Christopher Robins is an Associate in the Washington, D.C., office of Buckley LLP, where his practice focuses on bank regulatory and compliance matters.
Mr. Robins advises financial institutions and technology companies on a variety of bank regulatory issues and matters related to cryptocurrencies, including state money transmitter licensing and bank partnerships.
His experience includes:
- Advised the first New York-licensed virtual currency exchange on bank regulatory, commercial law, and securities law matters related to the settlement of commodities transactions on a distributed ledger
- Advised one of the largest U.S. investment management firms on the development of a cryptocurrency exchange and a buy-and-hold wallet product
- Assisted numerous financial technology companies in preparing money transmitter license applications
- Advised a U.S. bank on regulatory considerations in developing a general purpose reloadable card to facilitate cross-border remittances
- Advised a financial technology company on the development of a digital platform for the storage and trading of physical gold
- Advised banking organizations on the permissibility of activities under Regulation Y and the Volcker Rule, investments by and in banking organizations, control matters, and compliance obligations
- Advised banking organizations in preparing 165(d) and IDI resolution plans
- Advised banking organizations and private equity firms on a variety of anti-money laundering matters
- Advised banking organizations on a variety of U.S. trade sanctions
Prior to joining Buckley, Mr. Robins was an Associate at Cleary Gottlieb Steen & Hamilton LLP, where he advised clients on bank regulation and financial technology. Mr. Robins received his J.D. from Duke University, where he served as the Editor of the Duke Journal of Constitutional Law, and his B.A. in Political Science from Northwestern University.
Recent changes in agendas and leadership at the federal level are prompting companies offering financial products and services to question what consumer protection enforcement will look like on the road ahead. There has been significant discussion about the increasing role of state regulators,...C-Suite Review
Financial technology companies’ entry into the payment, money transmission, consumer and commercial finance, and virtual-currency markets has spotlighted byzantine state money-transmission laws. State regulators are generally responsible for licensing and supervising the activities of money...C-Suite Review
"How FTC is stepping up its consumer protection efforts" by Jonice Gray Tucker, Amanda Lawrence, and Christopher Robins (Law360)
Recent changes in agendas and leadership at the federal level are prompting companies offering financial products and services to question what consumer protection enforcement will look like on the road ahead. There has been significant discussion about the increasing role of state regulators,...Articles
"Will it be safe for fintechs to play in Arizona’s new regulatory sandbox?" by Jonice Gray Tucker and Christopher Robins (Payments & FinTech Lawyer)

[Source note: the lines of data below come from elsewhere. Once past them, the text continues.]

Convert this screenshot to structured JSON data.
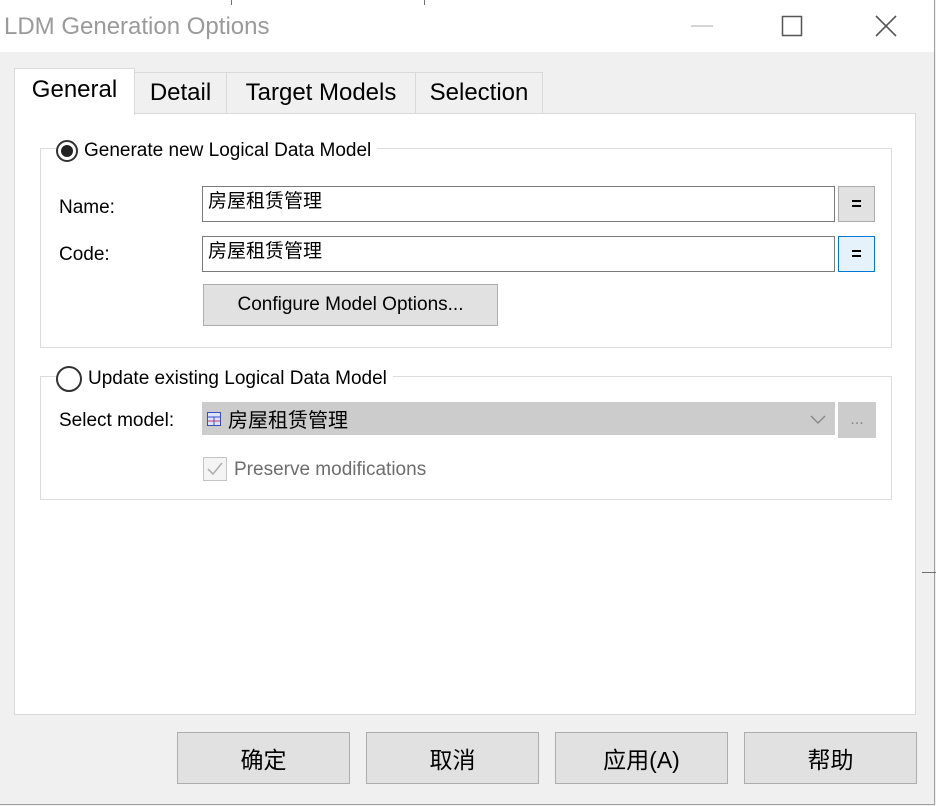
{
  "window": {
    "title": "LDM Generation Options"
  },
  "tabs": [
    {
      "label": "General",
      "active": true
    },
    {
      "label": "Detail",
      "active": false
    },
    {
      "label": "Target Models",
      "active": false
    },
    {
      "label": "Selection",
      "active": false
    }
  ],
  "generate_group": {
    "radio_label": "Generate new Logical Data Model",
    "selected": true,
    "name_label": "Name:",
    "name_value": "房屋租赁管理",
    "code_label": "Code:",
    "code_value": "房屋租赁管理",
    "equal_label": "=",
    "configure_label": "Configure Model Options..."
  },
  "update_group": {
    "radio_label": "Update existing Logical Data Model",
    "selected": false,
    "select_label": "Select model:",
    "select_value": "房屋租赁管理",
    "browse_label": "...",
    "preserve_label": "Preserve modifications",
    "preserve_checked": true
  },
  "footer": {
    "ok": "确定",
    "cancel": "取消",
    "apply": "应用(A)",
    "help": "帮助"
  },
  "colors": {
    "accent_border": "#0078d7",
    "focus_fill": "#e5f1fb",
    "disabled_text": "#6d6d6d"
  }
}
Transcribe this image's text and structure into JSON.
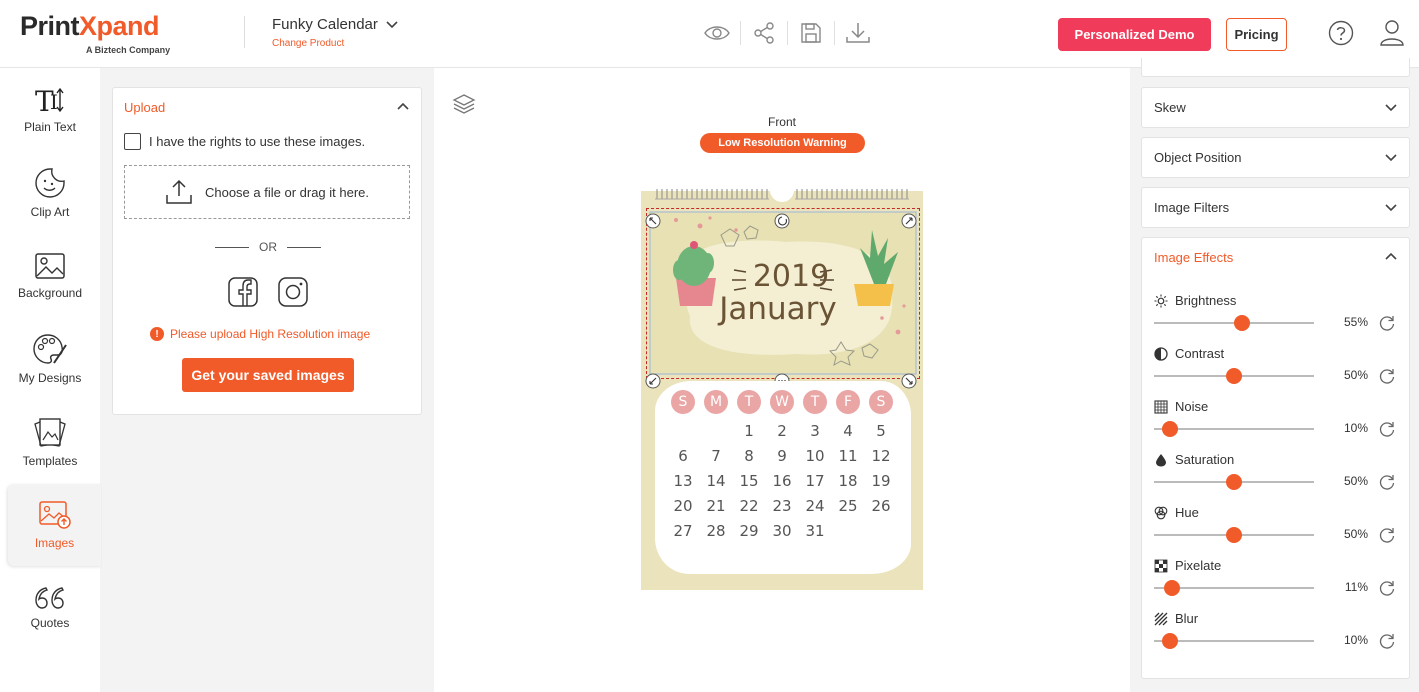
{
  "header": {
    "logo_main_dark": "Print",
    "logo_main_orange": "Xpand",
    "logo_sub": "A Biztech Company",
    "product_name": "Funky Calendar",
    "product_change": "Change Product",
    "tools": [
      "preview-eye-icon",
      "share-icon",
      "save-icon",
      "download-icon"
    ],
    "demo_label": "Personalized Demo",
    "pricing_label": "Pricing"
  },
  "sidebar": {
    "items": [
      {
        "label": "Plain Text",
        "icon": "text-icon"
      },
      {
        "label": "Clip Art",
        "icon": "clipart-icon"
      },
      {
        "label": "Background",
        "icon": "background-icon"
      },
      {
        "label": "My Designs",
        "icon": "palette-icon"
      },
      {
        "label": "Templates",
        "icon": "templates-icon"
      },
      {
        "label": "Images",
        "icon": "images-icon"
      },
      {
        "label": "Quotes",
        "icon": "quotes-icon"
      }
    ]
  },
  "upload": {
    "title": "Upload",
    "rights_label": "I have the rights to use these images.",
    "dropzone_label": "Choose a file or drag it here.",
    "or_label": "OR",
    "warning": "Please upload High Resolution image",
    "saved_button": "Get your saved images"
  },
  "canvas": {
    "side_label": "Front",
    "warning_badge": "Low Resolution Warning",
    "year": "2019",
    "month": "January",
    "weekdays": [
      "S",
      "M",
      "T",
      "W",
      "T",
      "F",
      "S"
    ],
    "weeks": [
      [
        "",
        "",
        "1",
        "2",
        "3",
        "4",
        "5"
      ],
      [
        "6",
        "7",
        "8",
        "9",
        "10",
        "11",
        "12"
      ],
      [
        "13",
        "14",
        "15",
        "16",
        "17",
        "18",
        "19"
      ],
      [
        "20",
        "21",
        "22",
        "23",
        "24",
        "25",
        "26"
      ],
      [
        "27",
        "28",
        "29",
        "30",
        "31",
        "",
        ""
      ]
    ]
  },
  "right_panel": {
    "sections": [
      "Skew",
      "Object Position",
      "Image Filters"
    ],
    "effects_title": "Image Effects",
    "effects": [
      {
        "name": "Brightness",
        "value": "55%",
        "level": 55,
        "icon": "brightness-icon"
      },
      {
        "name": "Contrast",
        "value": "50%",
        "level": 50,
        "icon": "contrast-icon"
      },
      {
        "name": "Noise",
        "value": "10%",
        "level": 10,
        "icon": "noise-icon"
      },
      {
        "name": "Saturation",
        "value": "50%",
        "level": 50,
        "icon": "saturation-icon"
      },
      {
        "name": "Hue",
        "value": "50%",
        "level": 50,
        "icon": "hue-icon"
      },
      {
        "name": "Pixelate",
        "value": "11%",
        "level": 11,
        "icon": "pixelate-icon"
      },
      {
        "name": "Blur",
        "value": "10%",
        "level": 10,
        "icon": "blur-icon"
      }
    ]
  },
  "colors": {
    "accent": "#f15a29",
    "demo_button": "#f03c5a",
    "calendar_bg": "#ebe3bb",
    "weekday_circle": "#eaa5a5"
  }
}
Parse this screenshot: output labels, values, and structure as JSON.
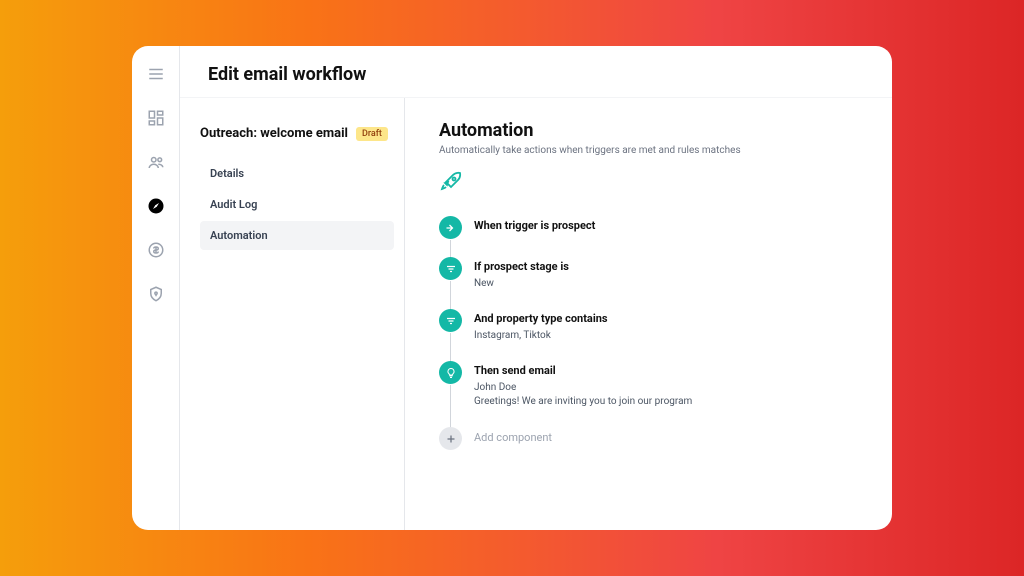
{
  "header": {
    "title": "Edit email workflow"
  },
  "workflow": {
    "name": "Outreach: welcome email",
    "status": "Draft"
  },
  "tabs": [
    {
      "label": "Details"
    },
    {
      "label": "Audit Log"
    },
    {
      "label": "Automation"
    }
  ],
  "automation": {
    "title": "Automation",
    "subtitle": "Automatically take actions when triggers are met and rules matches",
    "steps": [
      {
        "title": "When trigger is prospect",
        "value": ""
      },
      {
        "title": "If prospect stage is",
        "value": "New"
      },
      {
        "title": "And property type contains",
        "value": "Instagram, Tiktok"
      },
      {
        "title": "Then send email",
        "value": "John Doe\nGreetings! We are inviting you to join our program"
      }
    ],
    "add_label": "Add component"
  }
}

On 22 March 2018, Arizona’s Governor signed H.B. 2434, establishing the first state-level regulatory ‘sandbox’ for FinTech companies in the US. The Arizona regulatory sandbox is designed to reduce regulatory burdens by creating an environment in which participants can develop and test innovative...Articles

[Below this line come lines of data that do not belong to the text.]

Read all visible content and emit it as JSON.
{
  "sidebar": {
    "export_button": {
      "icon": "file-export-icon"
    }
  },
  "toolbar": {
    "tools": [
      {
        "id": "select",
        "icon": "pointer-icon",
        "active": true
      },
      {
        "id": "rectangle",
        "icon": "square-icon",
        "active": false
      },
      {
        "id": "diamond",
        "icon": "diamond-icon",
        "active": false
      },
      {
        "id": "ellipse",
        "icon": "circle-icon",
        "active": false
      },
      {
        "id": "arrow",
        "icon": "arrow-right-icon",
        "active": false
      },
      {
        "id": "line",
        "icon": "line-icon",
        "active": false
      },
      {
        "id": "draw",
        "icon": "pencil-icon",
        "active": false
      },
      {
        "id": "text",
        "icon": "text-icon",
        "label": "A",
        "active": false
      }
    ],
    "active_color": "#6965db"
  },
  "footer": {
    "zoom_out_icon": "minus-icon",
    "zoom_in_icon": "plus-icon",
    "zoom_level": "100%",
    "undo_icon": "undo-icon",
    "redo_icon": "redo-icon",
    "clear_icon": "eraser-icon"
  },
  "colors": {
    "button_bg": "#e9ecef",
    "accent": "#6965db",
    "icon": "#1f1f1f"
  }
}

- J.D., Duke University
- B.A., Northwestern University
- District of Columbia
- New York